==== SUPPLIED INFORMATION

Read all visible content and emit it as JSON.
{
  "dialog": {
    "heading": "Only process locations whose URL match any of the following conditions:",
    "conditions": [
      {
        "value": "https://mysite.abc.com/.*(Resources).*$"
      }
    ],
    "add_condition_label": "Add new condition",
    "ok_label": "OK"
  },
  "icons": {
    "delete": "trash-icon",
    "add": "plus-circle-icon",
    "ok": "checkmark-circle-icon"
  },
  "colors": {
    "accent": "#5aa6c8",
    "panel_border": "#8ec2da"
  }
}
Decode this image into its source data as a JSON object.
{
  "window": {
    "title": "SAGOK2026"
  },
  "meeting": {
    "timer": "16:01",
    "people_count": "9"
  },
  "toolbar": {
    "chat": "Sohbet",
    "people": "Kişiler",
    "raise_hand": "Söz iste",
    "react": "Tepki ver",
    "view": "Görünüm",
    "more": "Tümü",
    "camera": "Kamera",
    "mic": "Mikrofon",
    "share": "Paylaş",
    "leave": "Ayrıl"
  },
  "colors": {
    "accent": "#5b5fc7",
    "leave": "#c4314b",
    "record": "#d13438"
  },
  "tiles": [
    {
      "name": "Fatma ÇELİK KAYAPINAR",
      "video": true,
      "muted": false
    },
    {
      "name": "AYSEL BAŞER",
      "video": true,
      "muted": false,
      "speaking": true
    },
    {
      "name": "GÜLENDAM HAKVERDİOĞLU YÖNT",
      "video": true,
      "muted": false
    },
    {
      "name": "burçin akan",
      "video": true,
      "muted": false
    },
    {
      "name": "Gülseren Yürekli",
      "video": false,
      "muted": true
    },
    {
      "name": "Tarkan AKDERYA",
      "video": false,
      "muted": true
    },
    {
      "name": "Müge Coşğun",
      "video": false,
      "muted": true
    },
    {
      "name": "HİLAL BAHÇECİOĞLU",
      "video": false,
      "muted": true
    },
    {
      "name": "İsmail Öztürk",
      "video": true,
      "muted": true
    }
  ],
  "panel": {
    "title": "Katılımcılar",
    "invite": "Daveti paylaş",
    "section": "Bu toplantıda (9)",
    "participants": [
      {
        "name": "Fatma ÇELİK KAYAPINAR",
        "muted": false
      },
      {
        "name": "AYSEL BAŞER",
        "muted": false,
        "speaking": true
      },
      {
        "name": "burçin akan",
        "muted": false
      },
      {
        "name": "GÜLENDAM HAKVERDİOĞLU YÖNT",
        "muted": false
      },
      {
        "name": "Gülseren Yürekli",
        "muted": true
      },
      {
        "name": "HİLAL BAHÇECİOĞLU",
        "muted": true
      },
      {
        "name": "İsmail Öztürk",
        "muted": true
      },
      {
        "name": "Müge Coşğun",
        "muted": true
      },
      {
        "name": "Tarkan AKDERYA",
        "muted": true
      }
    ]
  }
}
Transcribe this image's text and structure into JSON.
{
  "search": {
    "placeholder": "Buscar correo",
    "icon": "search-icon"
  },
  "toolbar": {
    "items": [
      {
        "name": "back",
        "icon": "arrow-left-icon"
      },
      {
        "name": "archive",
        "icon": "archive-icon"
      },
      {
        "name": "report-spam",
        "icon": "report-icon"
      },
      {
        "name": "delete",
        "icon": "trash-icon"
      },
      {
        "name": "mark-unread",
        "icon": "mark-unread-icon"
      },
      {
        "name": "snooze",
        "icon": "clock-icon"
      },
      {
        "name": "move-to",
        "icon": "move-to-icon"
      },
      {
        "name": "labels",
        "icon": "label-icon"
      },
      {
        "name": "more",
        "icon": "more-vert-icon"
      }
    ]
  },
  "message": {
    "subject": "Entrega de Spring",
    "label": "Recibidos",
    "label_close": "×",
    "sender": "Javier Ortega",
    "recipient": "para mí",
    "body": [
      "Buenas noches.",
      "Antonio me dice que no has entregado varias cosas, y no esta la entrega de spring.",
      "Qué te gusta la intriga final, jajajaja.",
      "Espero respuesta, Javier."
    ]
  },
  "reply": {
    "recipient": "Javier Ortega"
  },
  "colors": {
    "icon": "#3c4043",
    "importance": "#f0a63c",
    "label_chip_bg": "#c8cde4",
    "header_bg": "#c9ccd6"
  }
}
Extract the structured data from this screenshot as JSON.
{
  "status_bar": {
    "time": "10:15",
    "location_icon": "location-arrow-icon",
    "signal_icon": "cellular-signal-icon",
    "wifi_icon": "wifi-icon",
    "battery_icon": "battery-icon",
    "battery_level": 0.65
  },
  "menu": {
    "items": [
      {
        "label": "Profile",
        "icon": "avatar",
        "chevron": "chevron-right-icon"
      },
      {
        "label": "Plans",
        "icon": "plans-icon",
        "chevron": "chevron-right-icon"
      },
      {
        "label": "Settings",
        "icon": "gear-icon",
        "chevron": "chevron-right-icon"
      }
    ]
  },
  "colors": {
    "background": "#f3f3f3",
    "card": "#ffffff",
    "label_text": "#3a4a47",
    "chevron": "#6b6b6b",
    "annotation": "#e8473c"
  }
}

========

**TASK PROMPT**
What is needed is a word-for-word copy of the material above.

**ANSWER SPACE**
Read all visible content and emit it as JSON.
{
  "dialog": {
    "heading": "Only process locations whose URL match any of the following conditions:",
    "conditions": [
      {
        "value": "https://mysite.abc.com/.*(Resources).*$"
      }
    ],
    "add_condition_label": "Add new condition",
    "ok_label": "OK"
  },
  "icons": {
    "delete": "trash-icon",
    "add": "plus-circle-icon",
    "ok": "checkmark-circle-icon"
  },
  "colors": {
    "accent": "#5aa6c8",
    "panel_border": "#8ec2da"
  }
}
Decode this image into its source data as a JSON object.
{
  "window": {
    "title": "SAGOK2026"
  },
  "meeting": {
    "timer": "16:01",
    "people_count": "9"
  },
  "toolbar": {
    "chat": "Sohbet",
    "people": "Kişiler",
    "raise_hand": "Söz iste",
    "react": "Tepki ver",
    "view": "Görünüm",
    "more": "Tümü",
    "camera": "Kamera",
    "mic": "Mikrofon",
    "share": "Paylaş",
    "leave": "Ayrıl"
  },
  "colors": {
    "accent": "#5b5fc7",
    "leave": "#c4314b",
    "record": "#d13438"
  },
  "tiles": [
    {
      "name": "Fatma ÇELİK KAYAPINAR",
      "video": true,
      "muted": false
    },
    {
      "name": "AYSEL BAŞER",
      "video": true,
      "muted": false,
      "speaking": true
    },
    {
      "name": "GÜLENDAM HAKVERDİOĞLU YÖNT",
      "video": true,
      "muted": false
    },
    {
      "name": "burçin akan",
      "video": true,
      "muted": false
    },
    {
      "name": "Gülseren Yürekli",
      "video": false,
      "muted": true
    },
    {
      "name": "Tarkan AKDERYA",
      "video": false,
      "muted": true
    },
    {
      "name": "Müge Coşğun",
      "video": false,
      "muted": true
    },
    {
      "name": "HİLAL BAHÇECİOĞLU",
      "video": false,
      "muted": true
    },
    {
      "name": "İsmail Öztürk",
      "video": true,
      "muted": true
    }
  ],
  "panel": {
    "title": "Katılımcılar",
    "invite": "Daveti paylaş",
    "section": "Bu toplantıda (9)",
    "participants": [
      {
        "name": "Fatma ÇELİK KAYAPINAR",
        "muted": false
      },
      {
        "name": "AYSEL BAŞER",
        "muted": false,
        "speaking": true
      },
      {
        "name": "burçin akan",
        "muted": false
      },
      {
        "name": "GÜLENDAM HAKVERDİOĞLU YÖNT",
        "muted": false
      },
      {
        "name": "Gülseren Yürekli",
        "muted": true
      },
      {
        "name": "HİLAL BAHÇECİOĞLU",
        "muted": true
      },
      {
        "name": "İsmail Öztürk",
        "muted": true
      },
      {
        "name": "Müge Coşğun",
        "muted": true
      },
      {
        "name": "Tarkan AKDERYA",
        "muted": true
      }
    ]
  }
}
Transcribe this image's text and structure into JSON.
{
  "search": {
    "placeholder": "Buscar correo",
    "icon": "search-icon"
  },
  "toolbar": {
    "items": [
      {
        "name": "back",
        "icon": "arrow-left-icon"
      },
      {
        "name": "archive",
        "icon": "archive-icon"
      },
      {
        "name": "report-spam",
        "icon": "report-icon"
      },
      {
        "name": "delete",
        "icon": "trash-icon"
      },
      {
        "name": "mark-unread",
        "icon": "mark-unread-icon"
      },
      {
        "name": "snooze",
        "icon": "clock-icon"
      },
      {
        "name": "move-to",
        "icon": "move-to-icon"
      },
      {
        "name": "labels",
        "icon": "label-icon"
      },
      {
        "name": "more",
        "icon": "more-vert-icon"
      }
    ]
  },
  "message": {
    "subject": "Entrega de Spring",
    "label": "Recibidos",
    "label_close": "×",
    "sender": "Javier Ortega",
    "recipient": "para mí",
    "body": [
      "Buenas noches.",
      "Antonio me dice que no has entregado varias cosas, y no esta la entrega de spring.",
      "Qué te gusta la intriga final, jajajaja.",
      "Espero respuesta, Javier."
    ]
  },
  "reply": {
    "recipient": "Javier Ortega"
  },
  "colors": {
    "icon": "#3c4043",
    "importance": "#f0a63c",
    "label_chip_bg": "#c8cde4",
    "header_bg": "#c9ccd6"
  }
}
Extract the structured data from this screenshot as JSON.
{
  "status_bar": {
    "time": "10:15",
    "location_icon": "location-arrow-icon",
    "signal_icon": "cellular-signal-icon",
    "wifi_icon": "wifi-icon",
    "battery_icon": "battery-icon",
    "battery_level": 0.65
  },
  "menu": {
    "items": [
      {
        "label": "Profile",
        "icon": "avatar",
        "chevron": "chevron-right-icon"
      },
      {
        "label": "Plans",
        "icon": "plans-icon",
        "chevron": "chevron-right-icon"
      },
      {
        "label": "Settings",
        "icon": "gear-icon",
        "chevron": "chevron-right-icon"
      }
    ]
  },
  "colors": {
    "background": "#f3f3f3",
    "card": "#ffffff",
    "label_text": "#3a4a47",
    "chevron": "#6b6b6b",
    "annotation": "#e8473c"
  }
}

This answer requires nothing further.